This alignment runs SE-NW for 71/4 miles, crossing the NE section of Avebury.
Starting in the SE, the first ley marker is Martinsell Hill Camp (17646400). Roughly rectangular, this camp covers about 33 acres on the SE edge of the hill, where the slopes fall away dramatically. The site is presumed to be Iron Age, though it has not yet been dated by excavation. The camp seems to have been a focus for curious Palm Sunday 'games' in past centuries, one of which involved a line of boys standing at intervals from the base to the summit of the hill. Using hockey sticks, they then proceeded to knock a ball in succession up the hill to the top. Another activity was the throwing of oranges down the hill slopes with boys going headlong after them. Even more strangely, local youths used to slither down the escarpment on horses' skulls.
The ley passes diagonally across the camp, crossing the N.W. corner where a linear earthwork joins it. A little further along, the alignment crosses a minor crossroads at 16236519, where there is a possible markstone embedded in a bank. The ley proceeds a short distance further to pass through the eastern end of a long barrow (15696562) in West Woods. This site is on the 'knee' of Dame's landscape goddess (seeSW9). Excavation in the late 19th century revealed a central cairn within the barrow covering a dolmen. There was no pottery or human remains.
Crossing Wansdyke and the Ridgeway, the ley makes it way to Avebury (1025700) where it enters the henge at the E entrance and cuts across the NE sector of the site. Avebury is comprised of a circular bank of chalk 1,400 feet in diameter and 25 feet high, surrounding a ditch 30 feet deep from which 3,950,000 cubic feet of chalk was removed during its construction in the Late Neolithic period. The ditch today is half-filled with silt, and the bank, once a brilliant white, is now grass covered . Within the bank and ditch is a huge stone circle, enclosing about 28 acres. This contains two inner circles, the N one being 320 feet in diameter with a U-shaped setting of stones in its centre, the remains of which are now called 'The Cove'; and the S circle being 340 feet across and containing a central monolith and perhaps another setting of stones. Because of gradual destruction over the centuries, and the presence of half the village of Avebury within its area, the full form of the site is not readily comprehensible. But more than enough is visible to convey something of the grandeur of the place to anyone.
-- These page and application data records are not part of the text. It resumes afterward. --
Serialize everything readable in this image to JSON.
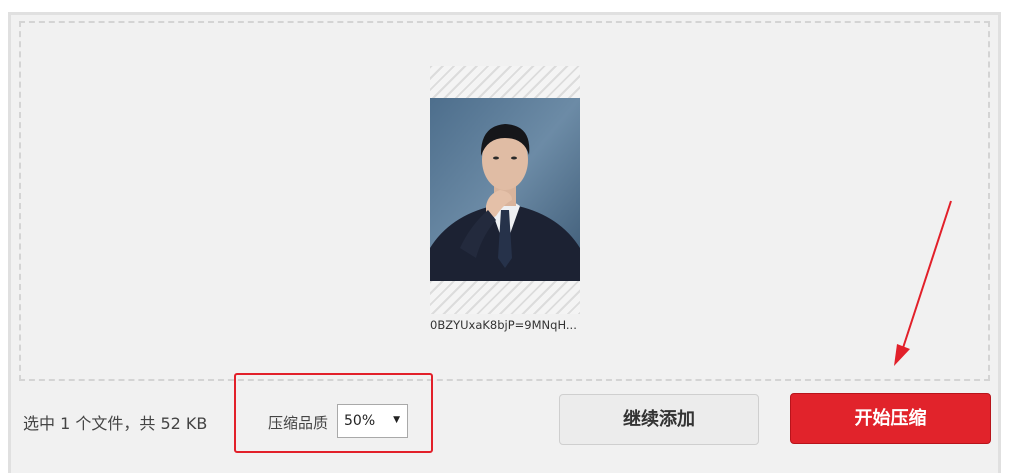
{
  "upload": {
    "file_name": "0BZYUxaK8bjP=9MNqH..."
  },
  "footer": {
    "summary": "选中 1 个文件，共 52 KB",
    "quality_label": "压缩品质",
    "quality_value": "50%",
    "add_more_label": "继续添加",
    "start_label": "开始压缩"
  },
  "colors": {
    "accent": "#e1232b",
    "annotation": "#e2202a"
  },
  "icons": {
    "select_caret": "caret-down-icon",
    "annotation_arrow": "red-arrow-icon"
  }
}
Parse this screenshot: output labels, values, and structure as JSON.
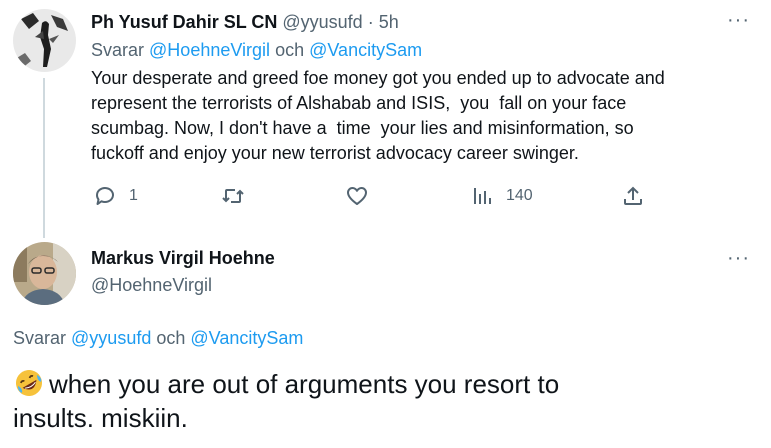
{
  "tweet1": {
    "display_name": "Ph Yusuf Dahir SL CN",
    "handle": "@yyusufd",
    "dot": "·",
    "time": "5h",
    "more": "···",
    "replying_prefix": "Svarar",
    "replying_user1": "@HoehneVirgil",
    "replying_conj": "och",
    "replying_user2": "@VancitySam",
    "text_lines": [
      "Your desperate and greed foe money got you ended up to advocate and",
      "represent the terrorists of Alshabab and ISIS,  you  fall on your face",
      "scumbag. Now, I don't have a  time  your lies and misinformation, so",
      "fuckoff and enjoy your new terrorist advocacy career swinger."
    ],
    "actions": {
      "reply_icon": "reply-bubble-icon",
      "reply_count": "1",
      "retweet_icon": "retweet-icon",
      "like_icon": "heart-icon",
      "views_icon": "views-bars-icon",
      "views_count": "140",
      "share_icon": "share-upload-icon"
    }
  },
  "tweet2": {
    "display_name": "Markus Virgil Hoehne",
    "handle": "@HoehneVirgil",
    "more": "···",
    "replying_prefix": "Svarar",
    "replying_user1": "@yyusufd",
    "replying_conj": "och",
    "replying_user2": "@VancitySam",
    "emoji": "rolling-on-floor-laughing-emoji",
    "text_line1": "when you are out of arguments you resort to",
    "text_line2": "insults. miskiin."
  },
  "colors": {
    "link": "#1d9bf0",
    "secondary_text": "#536471",
    "primary_text": "#0f1419",
    "thread_line": "#cfd9de"
  }
}
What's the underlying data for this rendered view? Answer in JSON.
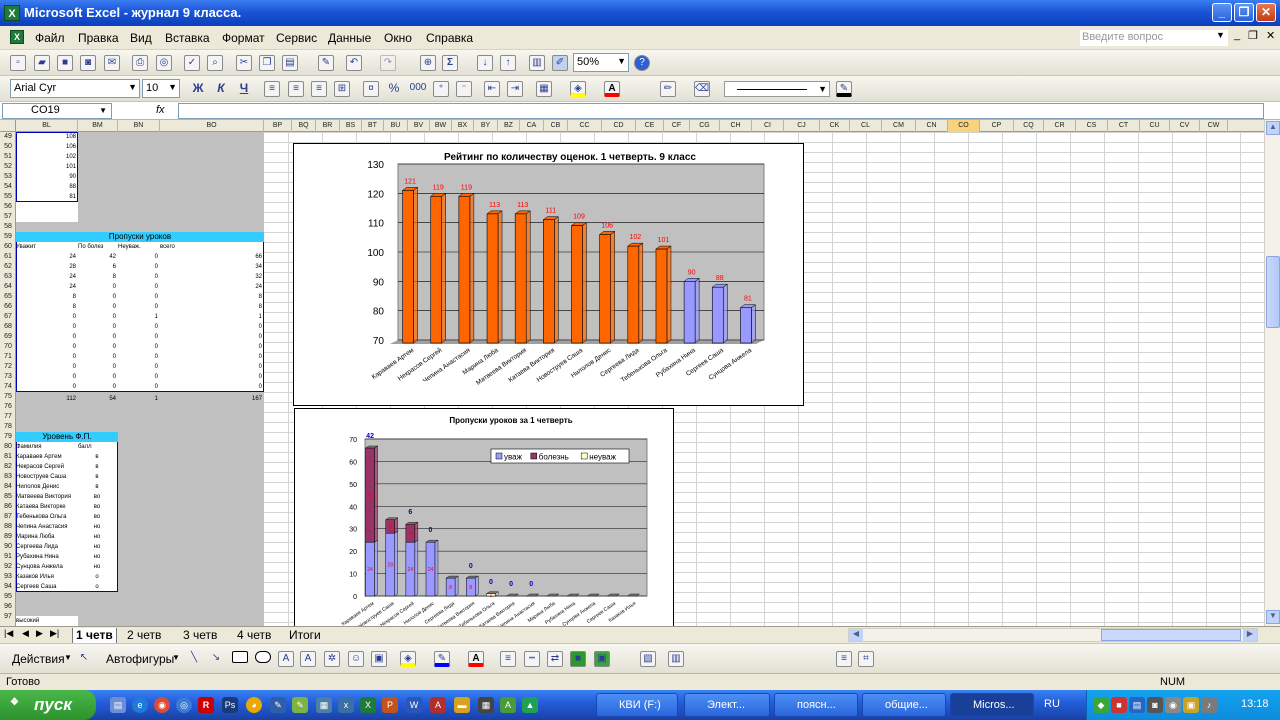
{
  "window": {
    "title": "Microsoft Excel - журнал 9 класса."
  },
  "menu": {
    "items": [
      "Файл",
      "Правка",
      "Вид",
      "Вставка",
      "Формат",
      "Сервис",
      "Данные",
      "Окно",
      "Справка"
    ],
    "help_placeholder": "Введите вопрос"
  },
  "toolbar": {
    "zoom": "50%",
    "font": "Arial Cyr",
    "size": "10",
    "bold": "Ж",
    "italic": "К",
    "underline": "Ч",
    "percent": "%",
    "thousands": "000",
    "sigma": "Σ"
  },
  "formula_bar": {
    "name_box": "CO19",
    "fx": "fx",
    "content": ""
  },
  "columns": [
    "BL",
    "BM",
    "BN",
    "BO",
    "BP",
    "BQ",
    "BR",
    "BS",
    "BT",
    "BU",
    "BV",
    "BW",
    "BX",
    "BY",
    "BZ",
    "CA",
    "CB",
    "CC",
    "CD",
    "CE",
    "CF",
    "CG",
    "CH",
    "CI",
    "CJ",
    "CK",
    "CL",
    "CM",
    "CN",
    "CO",
    "CP",
    "CQ",
    "CR",
    "CS",
    "CT",
    "CU",
    "CV",
    "CW"
  ],
  "rows": [
    "49",
    "50",
    "51",
    "52",
    "53",
    "54",
    "55",
    "56",
    "57",
    "58",
    "59",
    "60",
    "61",
    "62",
    "63",
    "64",
    "65",
    "66",
    "67",
    "68",
    "69",
    "70",
    "71",
    "72",
    "73",
    "74",
    "75",
    "76",
    "77",
    "78",
    "79",
    "80",
    "81",
    "82",
    "83",
    "84",
    "85",
    "86",
    "87",
    "88",
    "89",
    "90",
    "91",
    "92",
    "93",
    "94",
    "95",
    "96",
    "97"
  ],
  "top_values": [
    "108",
    "106",
    "102",
    "101",
    "90",
    "88",
    "81"
  ],
  "absences": {
    "title": "Пропуски уроков",
    "headers": [
      "Уважит",
      "По болез",
      "Неуваж.",
      "всего"
    ],
    "rows": [
      [
        "24",
        "42",
        "0",
        "66"
      ],
      [
        "28",
        "6",
        "0",
        "34"
      ],
      [
        "24",
        "8",
        "0",
        "32"
      ],
      [
        "24",
        "0",
        "0",
        "24"
      ],
      [
        "8",
        "0",
        "0",
        "8"
      ],
      [
        "8",
        "0",
        "0",
        "8"
      ],
      [
        "0",
        "0",
        "1",
        "1"
      ],
      [
        "0",
        "0",
        "0",
        "0"
      ],
      [
        "0",
        "0",
        "0",
        "0"
      ],
      [
        "0",
        "0",
        "0",
        "0"
      ],
      [
        "0",
        "0",
        "0",
        "0"
      ],
      [
        "0",
        "0",
        "0",
        "0"
      ],
      [
        "0",
        "0",
        "0",
        "0"
      ],
      [
        "0",
        "0",
        "0",
        "0"
      ]
    ],
    "totals": [
      "112",
      "54",
      "1",
      "167"
    ]
  },
  "level": {
    "title": "Уровень Ф.П.",
    "headers": [
      "Фамилия",
      "балл"
    ],
    "rows": [
      [
        "Каравaев Артем",
        "в"
      ],
      [
        "Некрасов Сергей",
        "в"
      ],
      [
        "Новоструев Саша",
        "в"
      ],
      [
        "Нилолов Денис",
        "в"
      ],
      [
        "Матвеева Виктория",
        "во"
      ],
      [
        "Катаева Викторке",
        "во"
      ],
      [
        "Тебенькова Ольга",
        "во"
      ],
      [
        "Чепина Анастасия",
        "но"
      ],
      [
        "Марина Люба",
        "но"
      ],
      [
        "Сергеева Лида",
        "но"
      ],
      [
        "Рубахина Нина",
        "но"
      ],
      [
        "Сунцова Анжела",
        "но"
      ],
      [
        "Казаков Илья",
        "о"
      ],
      [
        "Сергеев Саша",
        "о"
      ]
    ],
    "bottom_label": "высокий"
  },
  "chart_data": [
    {
      "type": "bar",
      "title": "Рейтинг по количеству оценок. 1 четверть. 9 класс",
      "categories": [
        "Каравaев Артем",
        "Некрасов Сергей",
        "Чепина Анастасия",
        "Марина Люба",
        "Матвеева Виктория",
        "Катаева Виктория",
        "Новоструев Саша",
        "Нилолов Денис",
        "Сергеева Лида",
        "Тебенькова Ольга",
        "Рубахина Нина",
        "Сергеев Саша",
        "Сунцова Анжела"
      ],
      "values": [
        121,
        119,
        119,
        113,
        113,
        111,
        109,
        106,
        102,
        101,
        90,
        88,
        81
      ],
      "ylim": [
        70,
        130
      ],
      "yticks": [
        "130",
        "120",
        "110",
        "100",
        "90",
        "80",
        "70"
      ],
      "colors": [
        "#ff6600",
        "#ff6600",
        "#ff6600",
        "#ff6600",
        "#ff6600",
        "#ff6600",
        "#ff6600",
        "#ff6600",
        "#ff6600",
        "#ff6600",
        "#9999ff",
        "#9999ff",
        "#9999ff"
      ],
      "grid": true
    },
    {
      "type": "bar",
      "title": "Пропуски уроков за 1 четверть",
      "stacked": true,
      "categories": [
        "Каравaев Артем",
        "Новоструев Саша",
        "Некрасов Сергей",
        "Нилолов Денис",
        "Сергеева Лида",
        "Матвеева Виктория",
        "Тебенькова Ольга",
        "Катаева Виктория",
        "Чепина Анастасия",
        "Марина Люба",
        "Рубахина Нина",
        "Сунцова Анжела",
        "Сергеев Саша",
        "Казаков Илья"
      ],
      "series": [
        {
          "name": "уваж",
          "values": [
            24,
            28,
            24,
            24,
            8,
            8,
            0,
            0,
            0,
            0,
            0,
            0,
            0,
            0
          ],
          "color": "#9999ff"
        },
        {
          "name": "болезнь",
          "values": [
            42,
            6,
            8,
            0,
            0,
            0,
            0,
            0,
            0,
            0,
            0,
            0,
            0,
            0
          ],
          "color": "#993366"
        },
        {
          "name": "неуваж",
          "values": [
            0,
            0,
            0,
            0,
            0,
            0,
            1,
            0,
            0,
            0,
            0,
            0,
            0,
            0
          ],
          "color": "#ffffcc"
        }
      ],
      "top_labels": [
        "42",
        "",
        "6",
        "0",
        "",
        "0",
        "0",
        "0",
        "0",
        "",
        "",
        "",
        "",
        ""
      ],
      "ylim": [
        0,
        70
      ],
      "yticks": [
        "70",
        "60",
        "50",
        "40",
        "30",
        "20",
        "10",
        "0"
      ],
      "legend": "top-right",
      "grid": true
    }
  ],
  "sheets": [
    "1 четв",
    "2 четв",
    "3 четв",
    "4 четв",
    "Итоги"
  ],
  "draw": {
    "actions": "Действия",
    "autoshapes": "Автофигуры"
  },
  "status": {
    "ready": "Готово",
    "num": "NUM"
  },
  "taskbar": {
    "start": "пуск",
    "tasks": [
      "КВИ (F:)",
      "Элект...",
      "поясн...",
      "общие...",
      "Micros..."
    ],
    "lang": "RU",
    "clock": "13:18"
  }
}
The site has four entrances. A serpentine avenue led to the henge, part of which is visible in the West Kennet Avenue. It is probable that an extension of this existed between Avebury and Beckhampton. Thom has called Avebury the 'greatest and most remarkable circle in Britain, if not in the world....' Here, he tells us, the megalith builders achieved a precision 'only surpassed today in high-class surveying'. Geometry on a vast scale was used in the ground plan of such accuracy that Thom was able to establish the length of the Megalithic Yard at 2.72 feet. At this site more than anywhere else was rung the death-knell for that brand of confident archaeology that fancied prehistory peopled by tribes and savages who put up crude stone temples 'for ritual purposes', that meaningless catch-all. In reality, those who built the great prehistoric monuments were highly intelligent, and were working to some purpose we have not as yet established.
Avebury has provided some instances of curious phenomena. During the First World War Wiltshire researcher Edith Oliver, while driving through Avebury at dusk, saw the lights of a fair among the stones and heard music. She was told later that it had been at least 50 years since a fair had last been held within the henge. In another incident someone saw small figures moving about the stones in bright moonlight. When Avebury village spread into the henge, some of the huge sarsens were used as walls for cottages in which, it is said, supernatural happenings occurred.
The ley proceeds to Windmill Hill, apparently passing through two tumuli on its course: one (marked only on the 1:50,000 map) at 09057123 is not visible, the other (08887136) is a substantial barrow belonging to a Bronze Age group close to the earthworks of Windmill Hill.
Windmill Hill Camp (08707150) itself is one of the oldest sites of them all. It consists of three somewhat irregular concentric ditches, the diameter of the outer one being 1,200 feet. It is described as a causwayed camp and has given its name to an archaeological category of Neolithic culture. The ditches are dated to around 2700 BC. But there is evidence of a Neolithic settlement on the hill prior to the earthworks. Certainly the site seems to have been used for fully a thousand-year period. Time and again examples are found of particular sites retaining importance down the ages: the ley hunting concept of evolved sites is on firm ground. In the case of Windmill Hill, there is also evidence that people came to it from great distances. The nature of the site is simply not known. Thomas has described it, on the basis of the finds, as 'a sort of fairground' Access can be by tracks or footpaths from the A361.